    A replicated, randomized, controlled study in 1996–2011 in a vineyard in Navarra, Spain, found more organic matter and nutrients, and higher greenhouse-gas emissions, in plots with organic fertilizer, compared to inorganic fertilizer. Organic matter: More organic matter was found in plots with organic fertilizer, compared to inorganic fertilizer, in one of three comparisons (SMC compost: 1.8% vs 1.1%). Nutrients: More nitrogen (in two of three comparisons: 0.1% vs 0.06%), phosphorus (65–81 vs 29 mg/kg), and potassium (potassium oxide, in one of three comparisons: 474 vs 253 mg/kg) were found in soils with organic fertilizer, compared to inorganic fertilizer. Soil organisms: Similar bacteria communities were found in all plots, for 11 of 12 bacteria genera. However, in plots fertilized with compost, a lower percentage of RNA sequences came from Nitrosporia or Nitrosolobus species (0.0–0.1%), compared to plots fertilized with inorganic fertilizer (0.2%). Greenhouse gases: Higher greenhouse-gas emissions were found in plots with organic fertilizer, compared to inorganic fertilizer (1,591–1,745 vs 1,053 kg CO2 equivalent/ha, cumulative over 115 days after fertilizer). Similar nitrous oxide emissions were found in plots with organic or inorganic fertilizer (1.8–5.1 g N2O-N/ha/day, 15 days after fertilizer). Methods: Three types of organic fertilizer (compost) were compared with one mineral fertilizer (MIN): pelletized organic compost (PEL), compost from the organic fraction of municipal solid waste (OF-MSW), and sheep-manure compost (SMC). Each treatment was assigned to a plot (15 vines), and there were three blocks (the size of plots within blocks was not clearly reported). Compost or fertilizer was added in February 1998–2011 (PEL: 3,700 kg fresh weight/ha/year; OF-MSW: 4,075 kg; SMC: 4,630 kg; MIN: 340 kg NPK/ha/year). For N, P, K, and pH measurements, soil samples were taken at the end of 2011 (four samples/plot, 0–30 cm depth). For greenhouse-gas measurements, air samples (20 ml, 10 samples/plot, closed chambers) were taken over 115 days after adding fertilizer. For partial prokaryotic 16S rRNA sequencing, soil samples (four/plot, 5–30 cm depth) were taken 15 days after adding fertilizer.

     

Output references

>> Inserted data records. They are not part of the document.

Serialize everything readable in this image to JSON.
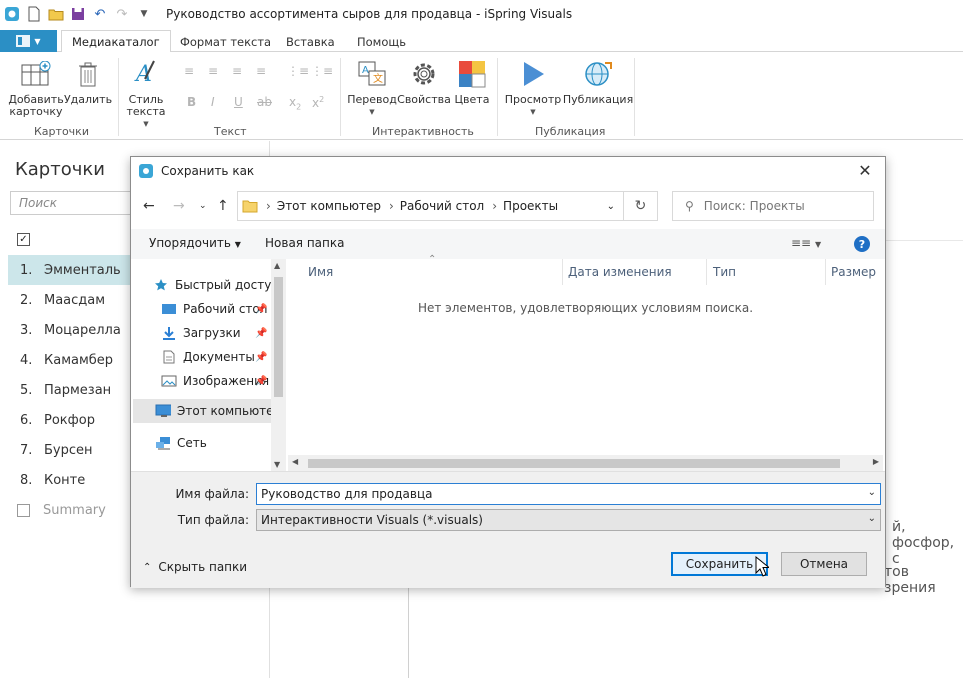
{
  "app": {
    "title": "Руководство ассортимента сыров для продавца - iSpring Visuals"
  },
  "ribbon": {
    "tabs": [
      "Медиакаталог",
      "Формат текста",
      "Вставка",
      "Помощь"
    ],
    "buttons": {
      "add_card": "Добавить карточку",
      "delete_card": "Удалить",
      "style_text": "Стиль текста",
      "translate": "Перевод",
      "properties": "Свойства",
      "colors": "Цвета",
      "preview": "Просмотр",
      "publish": "Публикация"
    },
    "groups": {
      "cards": "Карточки",
      "text": "Текст",
      "interactivity": "Интерактивность",
      "publishing": "Публикация"
    }
  },
  "sidebar": {
    "title": "Карточки",
    "search_placeholder": "Поиск",
    "items": [
      {
        "num": "1.",
        "label": "Эмменталь"
      },
      {
        "num": "2.",
        "label": "Маасдам"
      },
      {
        "num": "3.",
        "label": "Моцарелла"
      },
      {
        "num": "4.",
        "label": "Камамбер"
      },
      {
        "num": "5.",
        "label": "Пармезан"
      },
      {
        "num": "6.",
        "label": "Рокфор"
      },
      {
        "num": "7.",
        "label": "Бурсен"
      },
      {
        "num": "8.",
        "label": "Конте"
      }
    ],
    "summary": "Summary"
  },
  "main": {
    "text1": "й, фосфор, с",
    "text2": "тов зрения"
  },
  "dialog": {
    "title": "Сохранить как",
    "breadcrumb": [
      "Этот компьютер",
      "Рабочий стол",
      "Проекты"
    ],
    "search_placeholder": "Поиск: Проекты",
    "toolbar": {
      "organize": "Упорядочить",
      "new_folder": "Новая папка"
    },
    "nav": [
      {
        "label": "Быстрый доступ",
        "icon": "star-icon"
      },
      {
        "label": "Рабочий стол",
        "icon": "desktop-icon"
      },
      {
        "label": "Загрузки",
        "icon": "download-icon"
      },
      {
        "label": "Документы",
        "icon": "document-icon"
      },
      {
        "label": "Изображения",
        "icon": "image-icon"
      },
      {
        "label": "Этот компьютер",
        "icon": "computer-icon"
      },
      {
        "label": "Сеть",
        "icon": "network-icon"
      }
    ],
    "columns": [
      "Имя",
      "Дата изменения",
      "Тип",
      "Размер"
    ],
    "empty_text": "Нет элементов, удовлетворяющих условиям поиска.",
    "filename_label": "Имя файла:",
    "filename_value": "Руководство для продавца",
    "filetype_label": "Тип файла:",
    "filetype_value": "Интерактивности Visuals (*.visuals)",
    "hide_folders": "Скрыть папки",
    "save_button": "Сохранить",
    "cancel_button": "Отмена"
  },
  "colors": {
    "accent": "#2b8fc5",
    "selection": "#cce6ea",
    "primary_border": "#0078d7"
  }
}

What Works in Conservation

What Works in Conservation provides expert assessments of the effectiveness of actions, based on summarised evidence, in synopses. Subjects covered so far include amphibians, birds, terrestrial mammals, forests, peatland and control of freshwater invasive species. More are in progress.

More about What Works in Conservation

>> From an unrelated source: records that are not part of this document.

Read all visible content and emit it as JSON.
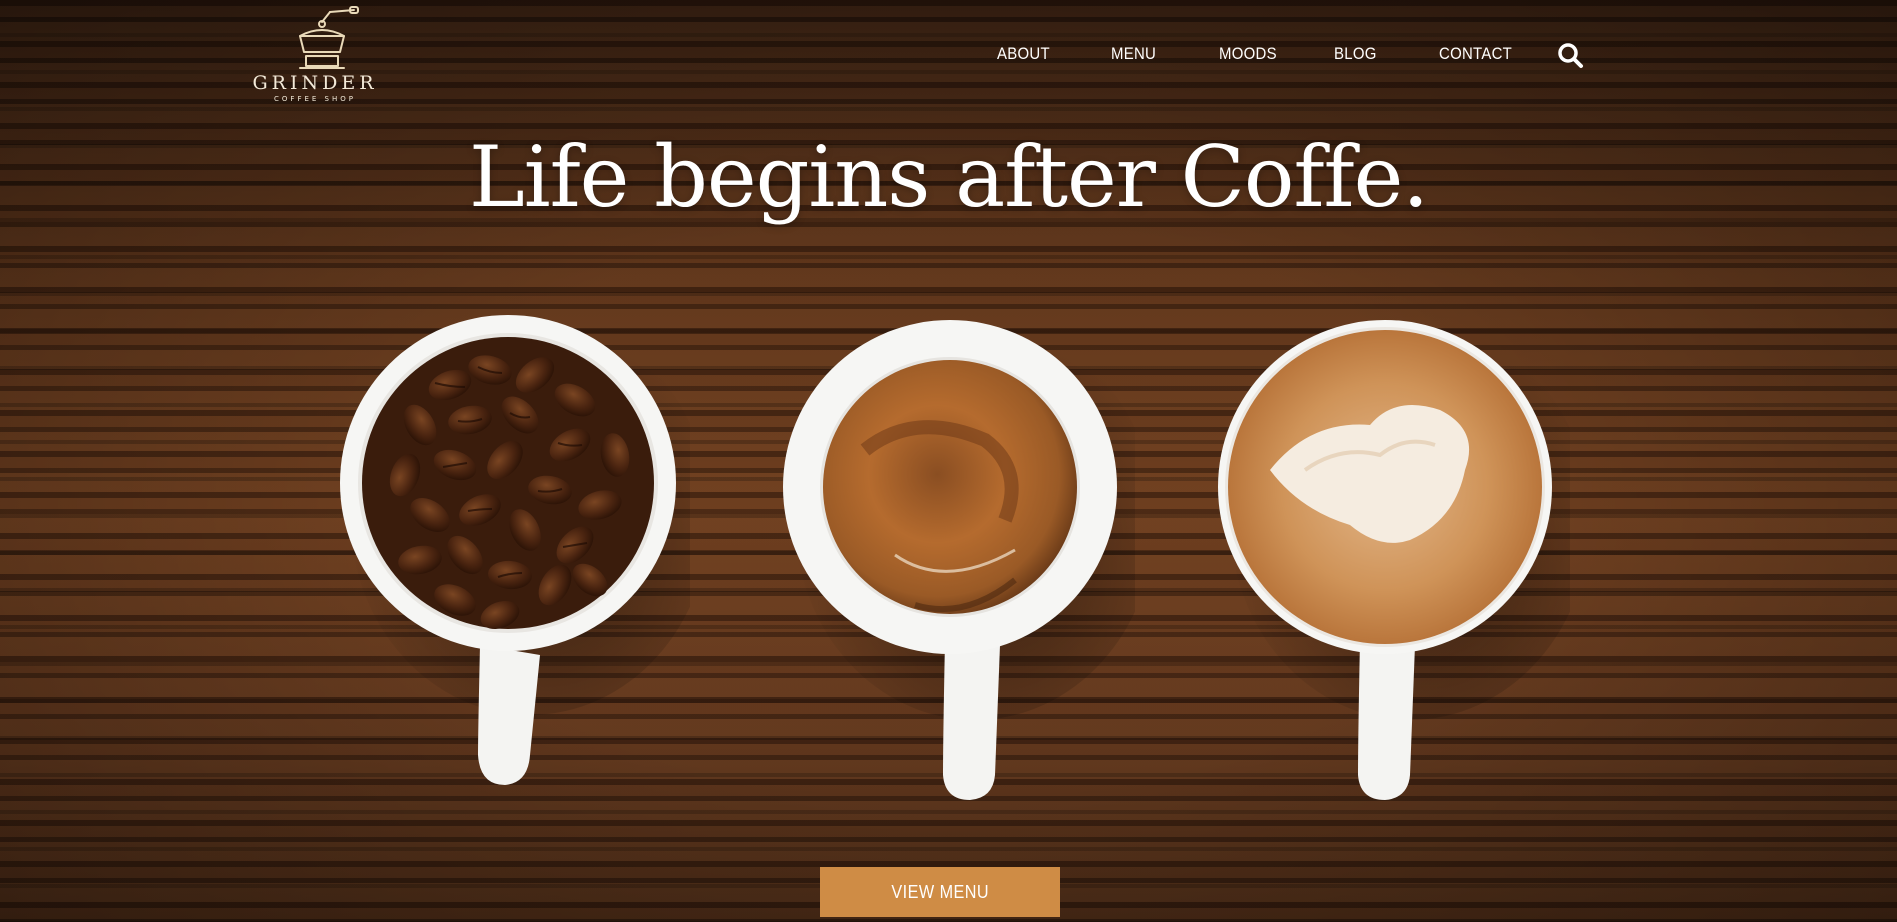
{
  "brand": {
    "name": "GRINDER",
    "tagline": "COFFEE SHOP",
    "logo_icon": "coffee-grinder-icon"
  },
  "nav": {
    "items": [
      {
        "label": "ABOUT"
      },
      {
        "label": "MENU"
      },
      {
        "label": "MOODS"
      },
      {
        "label": "BLOG"
      },
      {
        "label": "CONTACT"
      }
    ],
    "search_icon": "search-icon"
  },
  "hero": {
    "headline": "Life begins after Coffe.",
    "cta_label": "VIEW MENU",
    "images": [
      "cup-of-coffee-beans",
      "cup-of-espresso",
      "cup-of-latte-art"
    ]
  },
  "colors": {
    "accent": "#cf8c45",
    "text": "#ffffff",
    "logo": "#f2e9d8"
  }
}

Download free PDF or purchase
The Conservation Evidence Journal

The Conservation Evidence Journal

An online, free to publish in, open-access journal publishing results from research and projects that test the effectiveness of conservation actions.

Read the latest volume: Volume 17

Go to the CE Journal

Subscribe to our newsletter

Please add your details if you are interested in receiving updates from the Conservation Evidence team about new papers, synopses and opportunities.

Who uses Conservation Evidence?

Meet some of the evidence champions

Endangered Landscape Programme Red List Champion - Arc Kent Wildlife Trust The Rufford Foundation Save the Frogs - Ghana Bern wood Supporting Conservation Leaders National Biodiversity Network Sustainability Dashboard Frog Life The international journey of Conservation - Oryx British trust for ornithology Cool Farm Alliance UNEP AWFA Butterfly Conservation People trust for endangered species Vincet Wildlife Trust